- _WHAT THE TASK ASKS_
Copy each line below without leaving any out.

Items from a data source:

———

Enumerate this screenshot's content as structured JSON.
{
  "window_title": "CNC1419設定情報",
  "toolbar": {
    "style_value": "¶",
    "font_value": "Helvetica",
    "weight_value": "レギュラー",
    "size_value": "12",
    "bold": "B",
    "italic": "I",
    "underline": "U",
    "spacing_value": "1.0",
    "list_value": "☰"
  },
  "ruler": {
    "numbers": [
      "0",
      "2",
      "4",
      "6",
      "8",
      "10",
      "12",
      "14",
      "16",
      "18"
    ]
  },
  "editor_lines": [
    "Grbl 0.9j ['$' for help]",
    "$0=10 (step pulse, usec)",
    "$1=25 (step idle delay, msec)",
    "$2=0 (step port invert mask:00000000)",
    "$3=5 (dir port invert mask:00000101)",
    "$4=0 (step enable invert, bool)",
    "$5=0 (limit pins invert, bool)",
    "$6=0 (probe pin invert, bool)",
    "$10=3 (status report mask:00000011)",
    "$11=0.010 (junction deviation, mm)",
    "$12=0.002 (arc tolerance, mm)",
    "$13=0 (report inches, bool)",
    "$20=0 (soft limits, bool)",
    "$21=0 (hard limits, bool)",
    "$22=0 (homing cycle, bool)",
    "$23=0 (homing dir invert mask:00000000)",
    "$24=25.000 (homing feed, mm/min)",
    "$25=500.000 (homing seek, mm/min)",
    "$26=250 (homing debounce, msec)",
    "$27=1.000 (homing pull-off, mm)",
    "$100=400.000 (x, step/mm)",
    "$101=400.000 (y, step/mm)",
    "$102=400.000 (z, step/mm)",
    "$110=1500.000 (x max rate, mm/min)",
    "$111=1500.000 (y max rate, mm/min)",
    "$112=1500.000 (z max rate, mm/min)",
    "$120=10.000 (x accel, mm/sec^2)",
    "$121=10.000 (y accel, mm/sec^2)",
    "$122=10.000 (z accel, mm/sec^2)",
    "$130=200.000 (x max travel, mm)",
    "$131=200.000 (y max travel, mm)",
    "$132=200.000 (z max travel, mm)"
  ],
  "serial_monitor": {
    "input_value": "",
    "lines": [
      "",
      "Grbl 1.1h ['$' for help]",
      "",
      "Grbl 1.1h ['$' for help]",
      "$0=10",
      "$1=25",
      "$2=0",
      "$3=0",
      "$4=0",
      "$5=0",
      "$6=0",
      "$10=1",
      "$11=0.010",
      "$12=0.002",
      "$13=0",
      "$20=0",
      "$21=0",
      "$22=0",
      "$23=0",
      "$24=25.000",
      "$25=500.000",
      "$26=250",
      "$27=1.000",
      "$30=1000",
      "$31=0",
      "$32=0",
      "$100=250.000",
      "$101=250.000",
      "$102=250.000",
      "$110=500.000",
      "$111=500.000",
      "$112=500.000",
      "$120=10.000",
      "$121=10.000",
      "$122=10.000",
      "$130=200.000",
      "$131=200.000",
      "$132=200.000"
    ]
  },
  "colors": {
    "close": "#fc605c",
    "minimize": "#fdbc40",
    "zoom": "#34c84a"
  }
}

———

- _THE COMPLETED TASK_
Enumerate this screenshot's content as structured JSON.
{
  "window_title": "CNC1419設定情報",
  "toolbar": {
    "style_value": "¶",
    "font_value": "Helvetica",
    "weight_value": "レギュラー",
    "size_value": "12",
    "bold": "B",
    "italic": "I",
    "underline": "U",
    "spacing_value": "1.0",
    "list_value": "☰"
  },
  "ruler": {
    "numbers": [
      "0",
      "2",
      "4",
      "6",
      "8",
      "10",
      "12",
      "14",
      "16",
      "18"
    ]
  },
  "editor_lines": [
    "Grbl 0.9j ['$' for help]",
    "$0=10 (step pulse, usec)",
    "$1=25 (step idle delay, msec)",
    "$2=0 (step port invert mask:00000000)",
    "$3=5 (dir port invert mask:00000101)",
    "$4=0 (step enable invert, bool)",
    "$5=0 (limit pins invert, bool)",
    "$6=0 (probe pin invert, bool)",
    "$10=3 (status report mask:00000011)",
    "$11=0.010 (junction deviation, mm)",
    "$12=0.002 (arc tolerance, mm)",
    "$13=0 (report inches, bool)",
    "$20=0 (soft limits, bool)",
    "$21=0 (hard limits, bool)",
    "$22=0 (homing cycle, bool)",
    "$23=0 (homing dir invert mask:00000000)",
    "$24=25.000 (homing feed, mm/min)",
    "$25=500.000 (homing seek, mm/min)",
    "$26=250 (homing debounce, msec)",
    "$27=1.000 (homing pull-off, mm)",
    "$100=400.000 (x, step/mm)",
    "$101=400.000 (y, step/mm)",
    "$102=400.000 (z, step/mm)",
    "$110=1500.000 (x max rate, mm/min)",
    "$111=1500.000 (y max rate, mm/min)",
    "$112=1500.000 (z max rate, mm/min)",
    "$120=10.000 (x accel, mm/sec^2)",
    "$121=10.000 (y accel, mm/sec^2)",
    "$122=10.000 (z accel, mm/sec^2)",
    "$130=200.000 (x max travel, mm)",
    "$131=200.000 (y max travel, mm)",
    "$132=200.000 (z max travel, mm)"
  ],
  "serial_monitor": {
    "input_value": "",
    "lines": [
      "",
      "Grbl 1.1h ['$' for help]",
      "",
      "Grbl 1.1h ['$' for help]",
      "$0=10",
      "$1=25",
      "$2=0",
      "$3=0",
      "$4=0",
      "$5=0",
      "$6=0",
      "$10=1",
      "$11=0.010",
      "$12=0.002",
      "$13=0",
      "$20=0",
      "$21=0",
      "$22=0",
      "$23=0",
      "$24=25.000",
      "$25=500.000",
      "$26=250",
      "$27=1.000",
      "$30=1000",
      "$31=0",
      "$32=0",
      "$100=250.000",
      "$101=250.000",
      "$102=250.000",
      "$110=500.000",
      "$111=500.000",
      "$112=500.000",
      "$120=10.000",
      "$121=10.000",
      "$122=10.000",
      "$130=200.000",
      "$131=200.000",
      "$132=200.000"
    ]
  },
  "colors": {
    "close": "#fc605c",
    "minimize": "#fdbc40",
    "zoom": "#34c84a"
  }
}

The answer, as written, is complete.